His post by the door into the inner sanctum grants him unparalleled access to the players' collective state of mind.
In seasons past, when an oppressive sense of despair permeated even the concrete of the dome's foundation, it was an up-close view into a dark place.
"Oh, yeah. I felt bad for them," Berte said. "The way they were losing, it wasn't fun. You could feel it. You could feel the tension. The mood wasn't right."
The mood has changed. For the first time, the Rays are contenders.
And that has made Tropicana Field a much more pleasant place to work for people behind the scenes.
"It's great now. What a difference; 180 degrees," Berte said. "More energy. You want to be here. It's fun. It's a good time."
It's more than just a "contact high" for the players' supporting cast. People such as Berte, whose jobs exist to make life at work a little easier for the players, are every bit as emotionally invested in winning as the players.
They are Rays fans, of course. But they are Rays co-workers, as well. When the Rays win, they win.
"My whole crew, I think, we all feel very much a part of it," said Rays equipment manager Chris Westmoreland. "Obviously, they put runs on the board - we don't. But my guys will agree and Ziggy traveling secretary Jeff Ziegler will agree and the trainers will agree, we still do our job the best we can to prepare them for what they do out there."
The essentials of Westmoreland's job have not changed. Win or lose, the Rays need their cleats and clothes cleaned, their bats and caps kept in order.
But the crew of clubhouse attendants and batboys has a little more bounce in their step and bigger smiles on their faces these days.
"One thing I do notice is our job is very repetitive," Westmoreland said. "It's the same thing day in and day out. We don't notice that as easy when we're winning. When you're winning more, the job comes a little easier, I would say. It's so much better. My God, it's so much better."
They aren't merely cheerleaders. People such as Berte, Westmoreland, Ziegler, head groundskeeper Dan Moeller and vice president of communications Rick Vaughn take pride in doing their jobs well so the players can concentrate on the work of winning.
Vaughn's public relations staff reports to work on game days about 9 a.m. and usually doesn't leave the park until midnight. It's busier these days, with the Rays competing against the Red Sox at the top of the American League East standings, than it was when the Rays were in their customary place at the bottom of the division.
As interview requests have increased, so has the importance of Vaughn's role as player-media intermediary.
"Do we contribute with whether they catch a ground ball or whether they get a clutch hit?" Vaughn said. "In a way, I think we do because we are involved in a part of their lives that can affect what they do on the field. We feel like if it helps them budget their time, if it helps them get through their day a little bit easier, then it helps them be a better player."
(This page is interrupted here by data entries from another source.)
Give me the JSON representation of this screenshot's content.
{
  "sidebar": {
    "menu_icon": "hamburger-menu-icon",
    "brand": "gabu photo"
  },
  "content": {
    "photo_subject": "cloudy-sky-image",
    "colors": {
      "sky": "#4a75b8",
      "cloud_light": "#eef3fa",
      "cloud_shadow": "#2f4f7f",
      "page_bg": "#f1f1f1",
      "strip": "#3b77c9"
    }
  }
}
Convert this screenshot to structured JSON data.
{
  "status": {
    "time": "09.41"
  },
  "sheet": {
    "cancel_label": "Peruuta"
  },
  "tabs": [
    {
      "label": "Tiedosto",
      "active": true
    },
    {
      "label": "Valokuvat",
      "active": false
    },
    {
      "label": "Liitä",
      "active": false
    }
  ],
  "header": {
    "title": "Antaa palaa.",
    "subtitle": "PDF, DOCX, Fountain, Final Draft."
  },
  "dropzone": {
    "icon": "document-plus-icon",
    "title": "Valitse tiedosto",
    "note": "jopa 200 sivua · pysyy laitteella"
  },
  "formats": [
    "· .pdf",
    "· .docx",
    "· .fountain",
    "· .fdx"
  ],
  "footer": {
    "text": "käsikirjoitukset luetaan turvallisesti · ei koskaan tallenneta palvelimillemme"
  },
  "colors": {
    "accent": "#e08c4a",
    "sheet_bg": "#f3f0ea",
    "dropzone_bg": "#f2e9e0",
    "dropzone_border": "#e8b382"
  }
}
Moeller, the groundskeeper, keeps up a steady dialogue with players in regard to their preferences for preparing the field.
If a starting pitcher wants the mound dirt packed firmer, he gets it. If the middle infielders ask for a dirt compound more conducive to truer hops on ground balls, they get that, too.
In fact, that's exactly what shortstop Jason Bartlett and second baseman Akinori Iwamura requested before the season.
"They asked if we can kind of get away from the coarser material because they felt that they were possibly - I won't say they were getting bad hops, but they didn't want to present that opportunity to get bad hops," Moeller said. "And they felt that the coarser stuff, what would happen is the players between innings or in between plays would kick the ground and cause ripples in it. So they asked if we could go with the finer material. So we did."
It's debatable how much the change to finer infield dirt has contributed to Tampa Bay's improved defense. What's not debatable is that the improved defense has contributed to Tampa Bay's emergence as a contender, and Moeller has noticed a corresponding improvement in player demeanor.
"It's a lot more pleasant to be around the players now," Moeller said. "They don't complain about anything. When we do ask them if everything is going all right with the field, they say, 'Don't change a thing.'"
Vaughn admitted that it wasn't always easy to get out of bed during the dark days, when the Rays were baseball's laughingstock.
Now? Morale couldn't be better. All it took was a winning team.
"Obviously, you have a lot more energy when you come to work," he said. "When you're doing damage control all the time, it saps your strength. This is the way it's supposed to be. This is an adrenaline rush. It's hard to work the kind of hours we work, and you need to have some kind of a boost, and that's what this is. This is a boost."